== PROBLEM ==
Copy the listing below in full, exactly.

== DATA EXCERPTS ==

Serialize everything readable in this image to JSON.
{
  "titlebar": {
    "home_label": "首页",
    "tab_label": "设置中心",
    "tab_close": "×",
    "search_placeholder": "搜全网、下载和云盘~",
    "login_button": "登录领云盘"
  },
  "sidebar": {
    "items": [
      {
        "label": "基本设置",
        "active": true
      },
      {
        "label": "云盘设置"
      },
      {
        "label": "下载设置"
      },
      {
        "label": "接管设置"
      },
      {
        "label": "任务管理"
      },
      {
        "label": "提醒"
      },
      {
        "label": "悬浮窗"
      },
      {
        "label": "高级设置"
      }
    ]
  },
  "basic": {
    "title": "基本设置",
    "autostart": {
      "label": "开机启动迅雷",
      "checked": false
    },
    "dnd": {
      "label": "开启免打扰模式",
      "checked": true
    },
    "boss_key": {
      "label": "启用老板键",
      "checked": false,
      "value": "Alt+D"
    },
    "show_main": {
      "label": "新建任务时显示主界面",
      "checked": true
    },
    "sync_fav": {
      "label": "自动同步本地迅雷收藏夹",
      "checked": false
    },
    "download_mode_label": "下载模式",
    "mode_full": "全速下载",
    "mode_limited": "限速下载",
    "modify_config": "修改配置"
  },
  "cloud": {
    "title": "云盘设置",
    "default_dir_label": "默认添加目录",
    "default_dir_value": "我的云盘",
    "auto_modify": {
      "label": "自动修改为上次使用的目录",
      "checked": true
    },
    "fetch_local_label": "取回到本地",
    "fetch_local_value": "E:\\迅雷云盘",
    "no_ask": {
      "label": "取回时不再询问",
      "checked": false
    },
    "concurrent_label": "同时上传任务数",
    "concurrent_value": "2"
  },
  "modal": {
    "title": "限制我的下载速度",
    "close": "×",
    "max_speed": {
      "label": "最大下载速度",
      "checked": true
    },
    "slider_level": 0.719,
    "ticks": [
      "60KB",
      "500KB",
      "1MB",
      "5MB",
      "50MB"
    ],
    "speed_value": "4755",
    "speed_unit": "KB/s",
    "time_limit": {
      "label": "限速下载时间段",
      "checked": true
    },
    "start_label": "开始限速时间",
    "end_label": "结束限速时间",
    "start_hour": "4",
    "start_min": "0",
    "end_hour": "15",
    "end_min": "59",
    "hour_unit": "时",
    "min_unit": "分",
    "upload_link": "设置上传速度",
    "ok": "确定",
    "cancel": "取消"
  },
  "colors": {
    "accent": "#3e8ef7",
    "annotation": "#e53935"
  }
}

== EXERCISE RESPONSE ==
Serialize everything readable in this image to JSON.
{
  "titlebar": {
    "home_label": "首页",
    "tab_label": "设置中心",
    "tab_close": "×",
    "search_placeholder": "搜全网、下载和云盘~",
    "login_button": "登录领云盘"
  },
  "sidebar": {
    "items": [
      {
        "label": "基本设置",
        "active": true
      },
      {
        "label": "云盘设置"
      },
      {
        "label": "下载设置"
      },
      {
        "label": "接管设置"
      },
      {
        "label": "任务管理"
      },
      {
        "label": "提醒"
      },
      {
        "label": "悬浮窗"
      },
      {
        "label": "高级设置"
      }
    ]
  },
  "basic": {
    "title": "基本设置",
    "autostart": {
      "label": "开机启动迅雷",
      "checked": false
    },
    "dnd": {
      "label": "开启免打扰模式",
      "checked": true
    },
    "boss_key": {
      "label": "启用老板键",
      "checked": false,
      "value": "Alt+D"
    },
    "show_main": {
      "label": "新建任务时显示主界面",
      "checked": true
    },
    "sync_fav": {
      "label": "自动同步本地迅雷收藏夹",
      "checked": false
    },
    "download_mode_label": "下载模式",
    "mode_full": "全速下载",
    "mode_limited": "限速下载",
    "modify_config": "修改配置"
  },
  "cloud": {
    "title": "云盘设置",
    "default_dir_label": "默认添加目录",
    "default_dir_value": "我的云盘",
    "auto_modify": {
      "label": "自动修改为上次使用的目录",
      "checked": true
    },
    "fetch_local_label": "取回到本地",
    "fetch_local_value": "E:\\迅雷云盘",
    "no_ask": {
      "label": "取回时不再询问",
      "checked": false
    },
    "concurrent_label": "同时上传任务数",
    "concurrent_value": "2"
  },
  "modal": {
    "title": "限制我的下载速度",
    "close": "×",
    "max_speed": {
      "label": "最大下载速度",
      "checked": true
    },
    "slider_level": 0.719,
    "ticks": [
      "60KB",
      "500KB",
      "1MB",
      "5MB",
      "50MB"
    ],
    "speed_value": "4755",
    "speed_unit": "KB/s",
    "time_limit": {
      "label": "限速下载时间段",
      "checked": true
    },
    "start_label": "开始限速时间",
    "end_label": "结束限速时间",
    "start_hour": "4",
    "start_min": "0",
    "end_hour": "15",
    "end_min": "59",
    "hour_unit": "时",
    "min_unit": "分",
    "upload_link": "设置上传速度",
    "ok": "确定",
    "cancel": "取消"
  },
  "colors": {
    "accent": "#3e8ef7",
    "annotation": "#e53935"
  }
}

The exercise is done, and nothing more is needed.